This is a guest post by Marcus Taylor, founder of TheMusiciansGuide.co.uk, a website that helps DIY musicians find resources such as music business contracts to help them succeed in the music business.
There’s been no shortage of discussion on the topic of selling vs. offering music for free over the years, and while I don’t expect this article to even come close to settling that debate, I thought I’d share my views anyway.
I’ve summed up my arguments into two bullet points, which are:
- Selling music is a historical habit, which made sense when it cost money to duplicate and share music – nowadays it doesn’t.
- Selling music will create an income stream for you, but it will cut off bigger income streams.
Selling music is a historical habit
Ask yourself – why should we sell our music? Any of the usual answers boil down to the fact that it’s traditional / it’s what we grew up knowing is normal. The thing is, everything we grew up with being normal has changed – it no longer costs thousands to share music, and music can now be produced at a fraction of the cost it used to.
I don’t need to tell you the changes the music business has gone through over the past 20 years, but what you do need to consider is that these changes require a change in mindsets – we don’t need to charge money to share our music (i.e. we don’t lose money by someone sharing an MP3), we just want to because it seems usual.
Selling music will create an income stream for you, but it will cut off bigger ones
Selling an MP3 for £0.99 is like going to a networking event and charging people to accept your business card – sure, you make a little bit of many from people who really want to get in touch with you, but you cut off much bigger revenue streams from people who don’t want to pay you.

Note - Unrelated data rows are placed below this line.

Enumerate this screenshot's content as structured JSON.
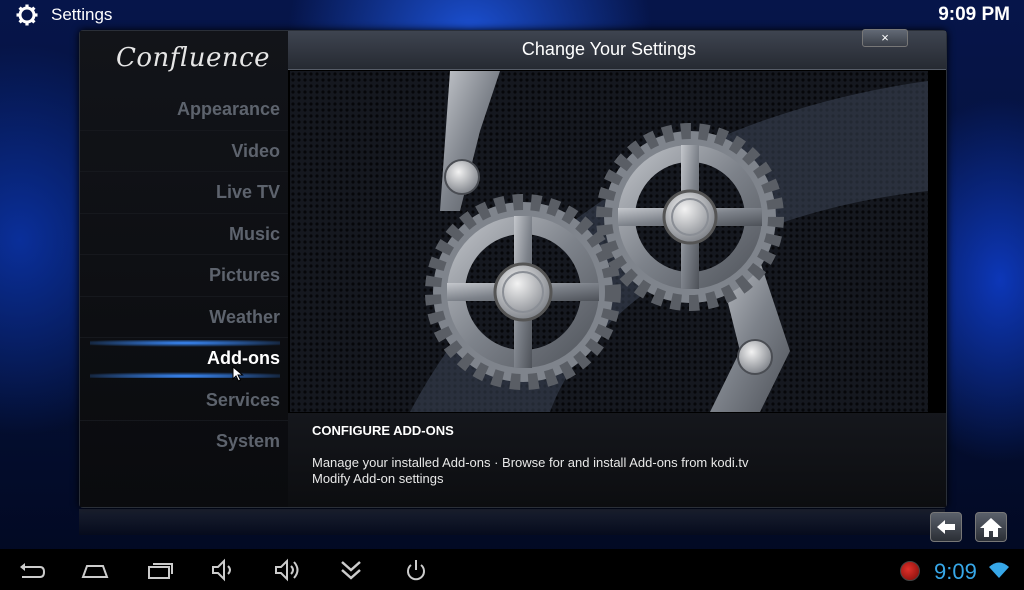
{
  "topbar": {
    "title": "Settings",
    "clock": "9:09 PM",
    "icon": "gear-icon"
  },
  "logo": "Confluence",
  "header": {
    "title": "Change Your Settings",
    "close_label": "×"
  },
  "menu": {
    "items": [
      {
        "label": "Appearance"
      },
      {
        "label": "Video"
      },
      {
        "label": "Live TV"
      },
      {
        "label": "Music"
      },
      {
        "label": "Pictures"
      },
      {
        "label": "Weather"
      },
      {
        "label": "Add-ons",
        "active": true
      },
      {
        "label": "Services"
      },
      {
        "label": "System"
      }
    ]
  },
  "description": {
    "title": "CONFIGURE ADD-ONS",
    "line1": "Manage your installed Add-ons · Browse for and install Add-ons from kodi.tv",
    "line2": "Modify Add-on settings"
  },
  "navbar": {
    "clock": "9:09"
  },
  "colors": {
    "accent": "#37a7e8",
    "selection_glow": "#3b8cff",
    "inactive_text": "#5d636d"
  }
}
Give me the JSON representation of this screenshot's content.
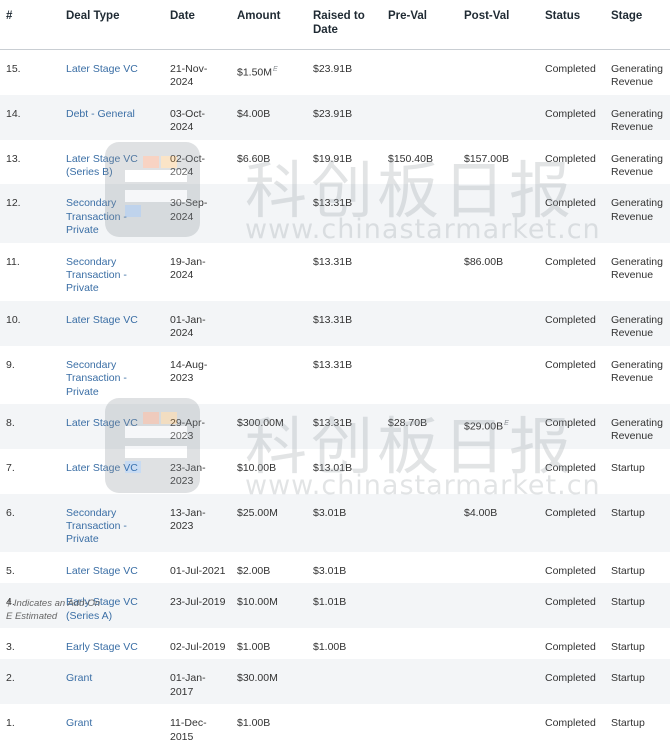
{
  "table": {
    "headers": [
      "#",
      "Deal Type",
      "Date",
      "Amount",
      "Raised to Date",
      "Pre-Val",
      "Post-Val",
      "Status",
      "Stage"
    ],
    "rows": [
      {
        "num": "15.",
        "type": "Later Stage VC",
        "date": "21-Nov-2024",
        "amount": "$1.50M",
        "amount_est": "E",
        "raised": "$23.91B",
        "pre": "",
        "post": "",
        "post_est": "",
        "status": "Completed",
        "stage": "Generating Revenue"
      },
      {
        "num": "14.",
        "type": "Debt - General",
        "date": "03-Oct-2024",
        "amount": "$4.00B",
        "amount_est": "",
        "raised": "$23.91B",
        "pre": "",
        "post": "",
        "post_est": "",
        "status": "Completed",
        "stage": "Generating Revenue"
      },
      {
        "num": "13.",
        "type": "Later Stage VC (Series B)",
        "date": "02-Oct-2024",
        "amount": "$6.60B",
        "amount_est": "",
        "raised": "$19.91B",
        "pre": "$150.40B",
        "post": "$157.00B",
        "post_est": "",
        "status": "Completed",
        "stage": "Generating Revenue"
      },
      {
        "num": "12.",
        "type": "Secondary Transaction - Private",
        "date": "30-Sep-2024",
        "amount": "",
        "amount_est": "",
        "raised": "$13.31B",
        "pre": "",
        "post": "",
        "post_est": "",
        "status": "Completed",
        "stage": "Generating Revenue"
      },
      {
        "num": "11.",
        "type": "Secondary Transaction - Private",
        "date": "19-Jan-2024",
        "amount": "",
        "amount_est": "",
        "raised": "$13.31B",
        "pre": "",
        "post": "$86.00B",
        "post_est": "",
        "status": "Completed",
        "stage": "Generating Revenue"
      },
      {
        "num": "10.",
        "type": "Later Stage VC",
        "date": "01-Jan-2024",
        "amount": "",
        "amount_est": "",
        "raised": "$13.31B",
        "pre": "",
        "post": "",
        "post_est": "",
        "status": "Completed",
        "stage": "Generating Revenue"
      },
      {
        "num": "9.",
        "type": "Secondary Transaction - Private",
        "date": "14-Aug-2023",
        "amount": "",
        "amount_est": "",
        "raised": "$13.31B",
        "pre": "",
        "post": "",
        "post_est": "",
        "status": "Completed",
        "stage": "Generating Revenue"
      },
      {
        "num": "8.",
        "type": "Later Stage VC",
        "date": "29-Apr-2023",
        "amount": "$300.00M",
        "amount_est": "",
        "raised": "$13.31B",
        "pre": "$28.70B",
        "post": "$29.00B",
        "post_est": "E",
        "status": "Completed",
        "stage": "Generating Revenue"
      },
      {
        "num": "7.",
        "type": "Later Stage VC",
        "date": "23-Jan-2023",
        "amount": "$10.00B",
        "amount_est": "",
        "raised": "$13.01B",
        "pre": "",
        "post": "",
        "post_est": "",
        "status": "Completed",
        "stage": "Startup"
      },
      {
        "num": "6.",
        "type": "Secondary Transaction - Private",
        "date": "13-Jan-2023",
        "amount": "$25.00M",
        "amount_est": "",
        "raised": "$3.01B",
        "pre": "",
        "post": "$4.00B",
        "post_est": "",
        "status": "Completed",
        "stage": "Startup"
      },
      {
        "num": "5.",
        "type": "Later Stage VC",
        "date": "01-Jul-2021",
        "amount": "$2.00B",
        "amount_est": "",
        "raised": "$3.01B",
        "pre": "",
        "post": "",
        "post_est": "",
        "status": "Completed",
        "stage": "Startup"
      },
      {
        "num": "4.",
        "type": "Early Stage VC (Series A)",
        "date": "23-Jul-2019",
        "amount": "$10.00M",
        "amount_est": "",
        "raised": "$1.01B",
        "pre": "",
        "post": "",
        "post_est": "",
        "status": "Completed",
        "stage": "Startup"
      },
      {
        "num": "3.",
        "type": "Early Stage VC",
        "date": "02-Jul-2019",
        "amount": "$1.00B",
        "amount_est": "",
        "raised": "$1.00B",
        "pre": "",
        "post": "",
        "post_est": "",
        "status": "Completed",
        "stage": "Startup"
      },
      {
        "num": "2.",
        "type": "Grant",
        "date": "01-Jan-2017",
        "amount": "$30.00M",
        "amount_est": "",
        "raised": "",
        "pre": "",
        "post": "",
        "post_est": "",
        "status": "Completed",
        "stage": "Startup"
      },
      {
        "num": "1.",
        "type": "Grant",
        "date": "11-Dec-2015",
        "amount": "$1.00B",
        "amount_est": "",
        "raised": "",
        "pre": "",
        "post": "",
        "post_est": "",
        "status": "Completed",
        "stage": "Startup"
      }
    ]
  },
  "footnotes": [
    "† Indicates an Add-On",
    "E Estimated"
  ],
  "watermark": {
    "text_cn": "科创板日报",
    "url": "www.chinastarmarket.cn"
  },
  "colors": {
    "link": "#3a6ea5",
    "row_alt": "#f3f5f7",
    "header_rule": "#c9ced3"
  }
}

It seems too obvious to say that if you could give out 2,000,000 business cards to potential customers for free, you’d end up better off than the competitor who gave out 200 business cards, selling each one for £0.99.
This may seem like an extreme and over dramatic example, in some senses it is, but the point is that IF you are able to offer more valuable services (touring, merchandise, licensing, sponsorship) then your music is the best business card you can offer to acquire those bigger deals. Of course, going into the studio, rehearsing new songs, and distributing your music costs money that you’d like to recoup – but as does printing business cards – if you’re serious about your music, you’ll see these costs as an investment in increasing your chance of attaining bigger deals.
Just ask yourself – would you rather work on getting your band’s name on 2,000,000 iPod Touches or 2,000? Which is going to earn you more in experience, money, and opportunities?
Image Credit: bstabler